Yesterday there was a public forum on whether Louisville should ban trans-fat. 50 people expressed their opinion. NY city banned trans-fat in 2006! Search google using the key words “New York City trans-fat ban,” and the first link is the article describing the ban and the second is an article citing the success of the ban. In this Forbes article they use the words, “in the beginning there were the usual nanny comments.” In the end though, just like the smoking ban, life went on and small business did not fail.

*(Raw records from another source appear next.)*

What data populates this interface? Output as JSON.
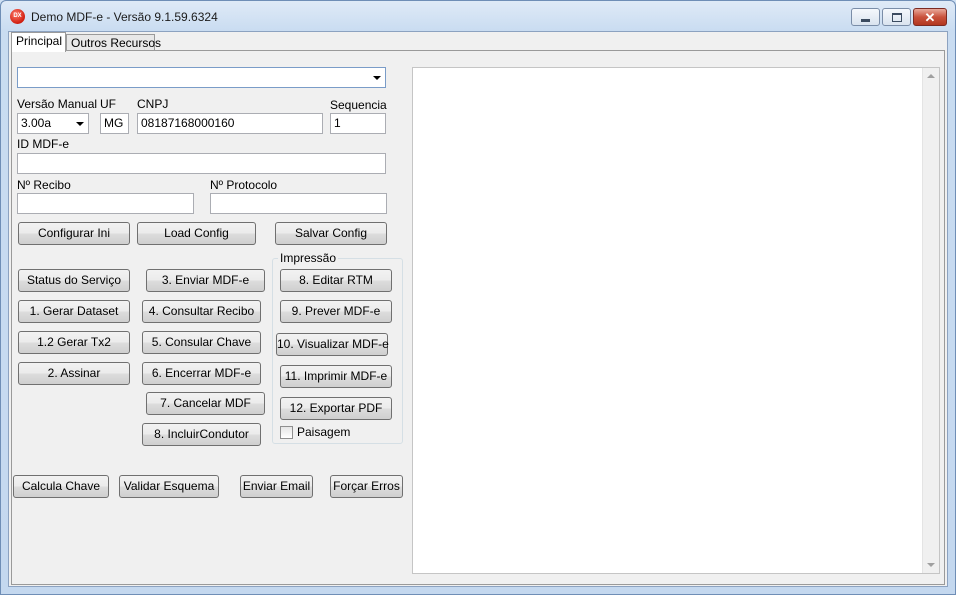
{
  "window": {
    "title": "Demo MDF-e - Versão 9.1.59.6324",
    "icon": "app-logo-icon",
    "icon_text": "DX"
  },
  "tabs": [
    "Principal",
    "Outros Recursos"
  ],
  "form": {
    "top_combo_value": "",
    "versao_label": "Versão Manual",
    "versao_value": "3.00a",
    "uf_label": "UF",
    "uf_value": "MG",
    "cnpj_label": "CNPJ",
    "cnpj_value": "08187168000160",
    "sequencia_label": "Sequencia",
    "sequencia_value": "1",
    "id_label": "ID MDF-e",
    "id_value": "",
    "recibo_label": "Nº Recibo",
    "recibo_value": "",
    "protocolo_label": "Nº Protocolo",
    "protocolo_value": ""
  },
  "config_buttons": {
    "configurar_ini": "Configurar Ini",
    "load_config": "Load Config",
    "salvar_config": "Salvar Config"
  },
  "service_buttons": {
    "status": "Status do Serviço",
    "gerar_dataset": "1. Gerar Dataset",
    "gerar_tx2": "1.2 Gerar Tx2",
    "assinar": "2. Assinar",
    "enviar": "3. Enviar MDF-e",
    "consultar_recibo": "4. Consultar Recibo",
    "consultar_chave": "5. Consular Chave",
    "encerrar": "6. Encerrar MDF-e",
    "cancelar": "7. Cancelar MDF",
    "incluir_condutor": "8. IncluirCondutor"
  },
  "impressao": {
    "title": "Impressão",
    "editar_rtm": "8. Editar RTM",
    "prever": "9. Prever MDF-e",
    "visualizar": "10. Visualizar MDF-e",
    "imprimir": "11. Imprimir MDF-e",
    "exportar_pdf": "12. Exportar PDF",
    "paisagem_label": "Paisagem",
    "paisagem_checked": false
  },
  "bottom_buttons": {
    "calcula_chave": "Calcula Chave",
    "validar_esquema": "Validar Esquema",
    "enviar_email": "Enviar Email",
    "forcar_erros": "Forçar Erros"
  },
  "colors": {
    "title_bg": "#c9dcf1",
    "close_button": "#c9523d",
    "client_bg": "#f0f0f0"
  }
}
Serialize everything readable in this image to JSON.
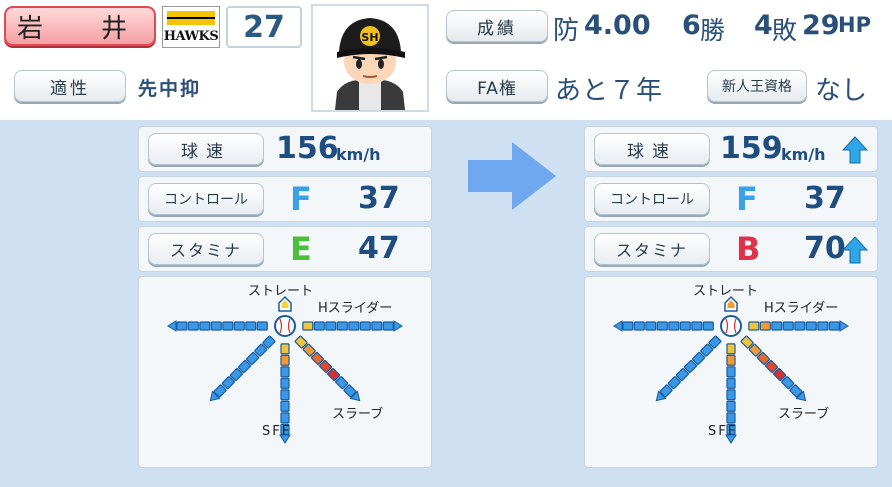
{
  "player": {
    "name": "岩　井",
    "team_logo_text": "HAWKS",
    "number": "27"
  },
  "aptitude": {
    "label": "適性",
    "value": "先中抑"
  },
  "record": {
    "label": "成績",
    "era_prefix": "防",
    "era": "4.00",
    "wins": "6",
    "wins_unit": "勝",
    "losses": "4",
    "losses_unit": "敗",
    "hp": "29",
    "hp_unit": "HP"
  },
  "fa": {
    "label": "FA権",
    "value": "あと７年"
  },
  "rookie": {
    "label": "新人王資格",
    "value": "なし"
  },
  "arrow_icon": "right-arrow-icon",
  "before": {
    "speed": {
      "label": "球速",
      "value": "156",
      "unit": "km/h"
    },
    "control": {
      "label": "コントロール",
      "grade": "F",
      "value": "37",
      "grade_color": "#3aa0e8"
    },
    "stamina": {
      "label": "スタミナ",
      "grade": "E",
      "value": "47",
      "grade_color": "#4cbf3a"
    },
    "pitches": {
      "straight": "ストレート",
      "slider": "Hスライダー",
      "slurve": "スラーブ",
      "sff": "SFF",
      "slider_level": 1,
      "slurve_level": 5,
      "sff_level": 2
    }
  },
  "after": {
    "speed": {
      "label": "球速",
      "value": "159",
      "unit": "km/h"
    },
    "control": {
      "label": "コントロール",
      "grade": "F",
      "value": "37",
      "grade_color": "#3aa0e8"
    },
    "stamina": {
      "label": "スタミナ",
      "grade": "B",
      "value": "70",
      "grade_color": "#e0304a"
    },
    "pitches": {
      "straight": "ストレート",
      "slider": "Hスライダー",
      "slurve": "スラーブ",
      "sff": "SFF",
      "slider_level": 2,
      "slurve_level": 5,
      "sff_level": 2
    }
  },
  "colors": {
    "value_text": "#1f4d80",
    "up_arrow": "#2fa6e8",
    "panel_bg": "#cfe0f2",
    "name_bg": "#f5a0a4"
  }
}
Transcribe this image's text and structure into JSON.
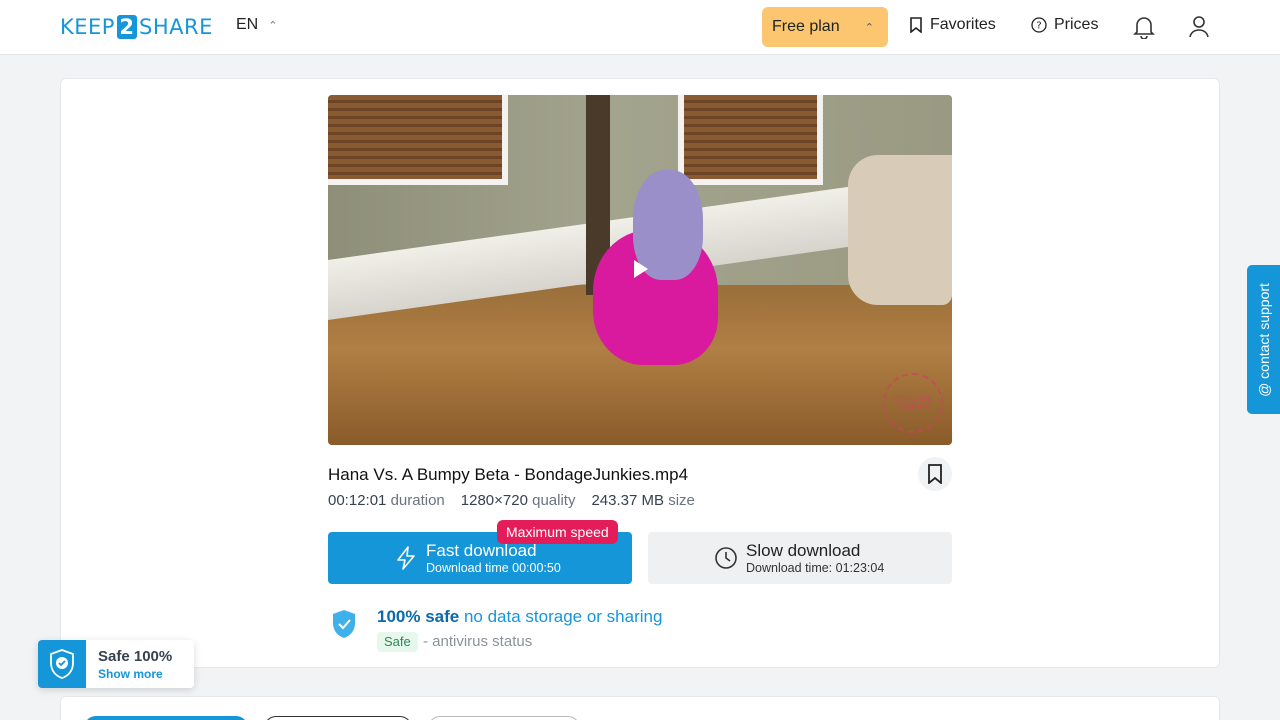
{
  "header": {
    "logo_left": "KEEP",
    "logo_num": "2",
    "logo_right": "SHARE",
    "language": "EN",
    "plan_label": "Free plan",
    "favorites_label": "Favorites",
    "prices_label": "Prices"
  },
  "file": {
    "name": "Hana Vs. A Bumpy Beta - BondageJunkies.mp4",
    "duration_value": "00:12:01",
    "duration_label": "duration",
    "quality_value": "1280×720",
    "quality_label": "quality",
    "size_value": "243.37 MB",
    "size_label": "size"
  },
  "download": {
    "fast_label": "Fast download",
    "fast_time": "Download time 00:00:50",
    "badge": "Maximum speed",
    "slow_label": "Slow download",
    "slow_time": "Download time: 01:23:04"
  },
  "safety": {
    "headline_bold": "100% safe",
    "headline_rest": " no data storage or sharing",
    "tag": "Safe",
    "status": "- antivirus status"
  },
  "support": {
    "label": "@ contact support"
  },
  "widget": {
    "title": "Safe 100%",
    "link": "Show more"
  },
  "video_watermark": "BONDAGE JUNKIES",
  "colors": {
    "brand": "#1596d8",
    "plan": "#fbc66f",
    "badge": "#e21d5a"
  }
}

Although, we are happy in this community, these illustrations of how far behind KY is, are maddening. We are holding public forums on opinions about banning a toxic cooking oil, when one of the largest cities in the world has had it banned for 3 years. That’s enough time to have objective data on the success of the ban. Duh.
KY is top 5 in nation in obesity, heart disease and diabetes. Nope, NY is wrong, let’s keep frying with arterial toxins.
If this isn’t bad enough, today I read a 600 word essay in CJ on this delight.
A bacon topped maple donut. OMG! Let’s see. Processed white flour, trans-fat, high fructose corn syrup topped with saturated pig fat. I know, Mandrola, lighten up. The problem is people eat this stuff. Then, they see me because their heart is out of rhythm or they’re short of breath walking up an incline. Go figure. I pat their huge bellies and say: “what is that?”
If they are 65 or greater, then the government (that’s you) are paying for their heart, BP and diabetes care they wouldn’t have needed if not for “lifestyle” factors.
Since healthcare reform is likely going to increase government paying for care, then it seems OK (maybe prudent) that trans-fat bans and smoking bans be the norm.
Why do so many patients struggle so mightily with such easy nutrition decisions? Why does KY struggle with such easy health decisions? Are there really that many more masters of the obvious in NY?